Me: I agree with all that you have said. And I want to point out that sometimes we have some blind-spots that not even the most self-aware person can see. It helps then to have someone who is very interested in you, and in the dynamics of your psyche to show you what those blind-spots might be. Also getting help when you need it is the intelligent thing to do. Just as you need to go to a cardiologist when you have physical heart problems, it helps to go a psychotherapist when you have issues with mental or emotional health.
You: Well other people around me can tell me what my blind-spots are. Why should I go to a therapist?
Me: True, people around you can tell you a lot about yourself too. If you have those kind of relationships in your life, where you can trust people to say the truth, without any intention of hurting you. Great! That is wonderful. I will add that even the best-intentioned people have their own dynamics with you, since therapists are paid professionals they are trained to keep their biases out of the way and to serve you fully. Also more often than not they do not give you advice, but listen in a way that helps you sort out what all you are thinking and the different layers and aspects of your thinking and feeling.
You: But that will only show me that I am confused or have many different things to consider. If you are not giving advice then how can you help?
Me: That is the beauty of therapy. The therapist listens in such a way that by reflecting back what they hear and by asking the right kind of questions, you come to a place of clarity and understanding.
You: So what kind of questions are these?
Me: The kind of questions that allow you to drop deeper in to your process, that allow you to discover aspects and sides of the issue that you may not have considered before. They ask the kind of questions and/or observations that allow you to make connections between what you said earlier and what you are saying now. They make the kind of observations that bring the sub-conscious processes into your conscious awareness, so you can integrate them better.
You: I am not sure if I want to know what is in my sub-conscious. If it is not coming into consciousness than there must be a good reason why it is there, so why rouse the sleeping dogs? Isn’t there some such proverb?
Me: Yes, I believe there is a proverb like that. The gain from uncovering the sub-conscious material is that once it comes into consciousness it no longer has a hold on you. You can choose how you want to handle it once it is in your awareness.
You: I am guessing that the reason it was put into the sub-conscious was that it was too painful. Will not all that pain come up then? So why pay someone money to rake up old pain?
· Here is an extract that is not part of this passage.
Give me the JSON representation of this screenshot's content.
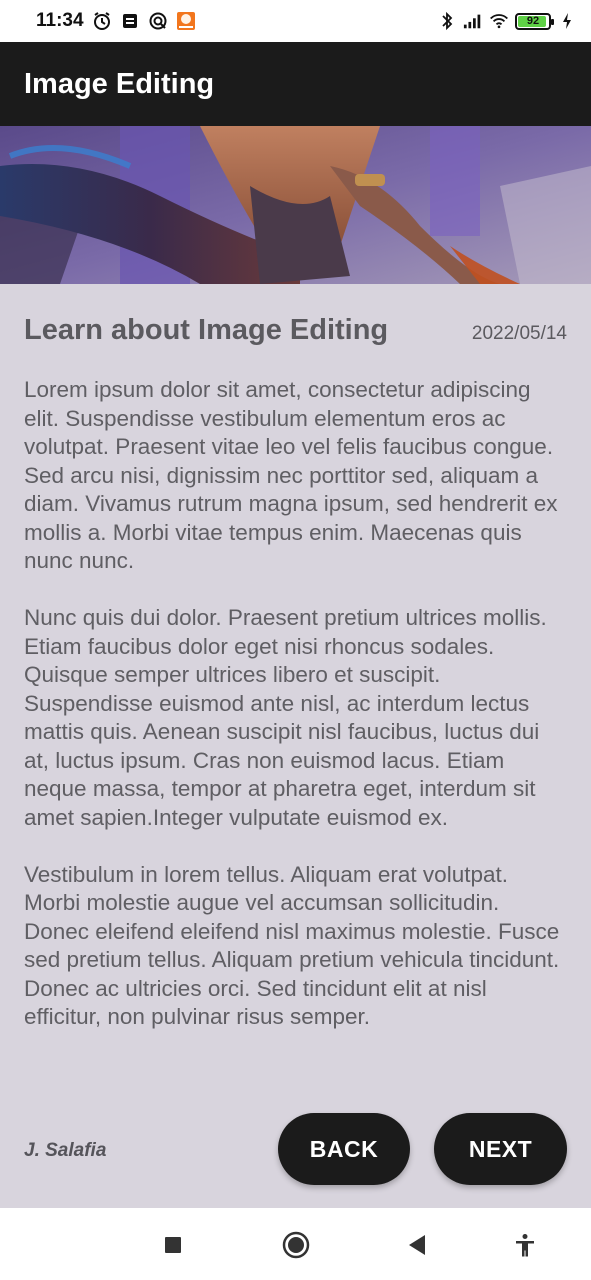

Me: Yes, sometimes painful memories might get dredged up. But being in therapy helps you to process them and work through them so they no longer have control over you. They are only memories, they belong to the past and the therapist can help you to lay them to rest and make your peace with the past and move on in a lighter, freer way.